    Again, I am not against vacation homes. We love ours! But I never, never, never suggest buying them as a retirement investment.

    • Reply Beks |

      SPECTACULAR advice! So much helpful information. We aren’t looking to buy a vacation home, just a traditional property to rent out to long term tenants, but the above is still super helpful!

      • Reply Denise O'Wesney |

        Ah, I misunderstood and assumed you were referring to a vacation home. I also own long-term rentals in my community (I currently have 6, so a manageable amount). The numbers are much better for profit with long term rentals than vacation ren, but you really need multiples for the numbers to work well in your favor. If I can give you any advice, do not buy a single family home. Instead, look for a duplex or triplex. That way if you have a tenant move out you will still have income from the other units(s) to cover expenses.

        I would still caution against using a management company as they will eat all your profit. If you self manage and get good renters you can make some profit. The real key is to get good renters who pay on time and don’t trash your property.

        If you end up going this route I will be happy to offer more advice if you are interested.

        • Reply Beks |

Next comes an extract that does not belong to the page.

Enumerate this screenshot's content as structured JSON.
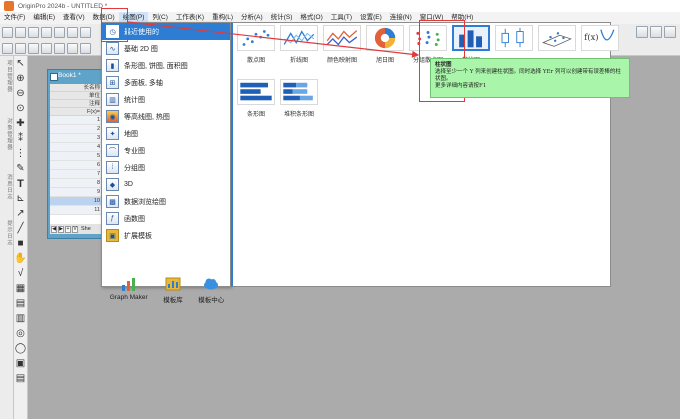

          Good to hear! This is great advice. We had looked at those as well since a friend suggested the same. Obviously a higher price tag on those but lower risk factor. I’ll definitely be reaching out for more info! We’re still about a year away so when we get closer I will!

  • Reply Klm |

    This is a personal decision, but what are your plans for your kids educations? If you feel like your retirement, emergency savings, all those boxes are checked, I’d start a savings account for your kids’ futures. Whether education or a small nest egg for starting out, it’s a huge gift to give them.

  • Reply Den |

    Would flipping houses be a better investment for you since your husband can do a lot of the work himself?

    Just a thought!

    • Reply Beks |

      We considered that as well since my husband is so good at construction. Since he’s ‘flipping’ ours right now, we’ll see how he likes it.

  • Reply caroline |

    My comment is in line with the challenge Hope is facing – retirement. Rather than take on another property that will require time, money, energy, and potential income loss, look at some alternatives that can amplify the life you have now and going forward. Having enough money in retirement funds gives you many, many more choices. And those can be enjoyed all along that path. You can always go visit places you’d like to experience for longer than a regular yearly vacation. Remember, you cannot take out a loan for retirement.

    Perhaps, to bulk up that savings, you can downsize your life a bit while in Texas. Yes, maybe you don’t really need the much larger house. After all, hopefully, your kids aren’t going to be living with you forever. Eventually they’ll be gone, and you’re left spending time taking care of a big house. Your family seems to enjoy experiences more than stuff. Use that as your guide.

    Being able to provide some financial resources for your kids (education, training, house or car down payment) can go a very long way to setting them on a strong financial path. Let them know that dreams are possible! Show them the example of how *you* have truly prepared your own financial lives for security and well-being. That will be an even bigger gift to them. My parents did, and I’m sincerely grateful.

So, what do you think ?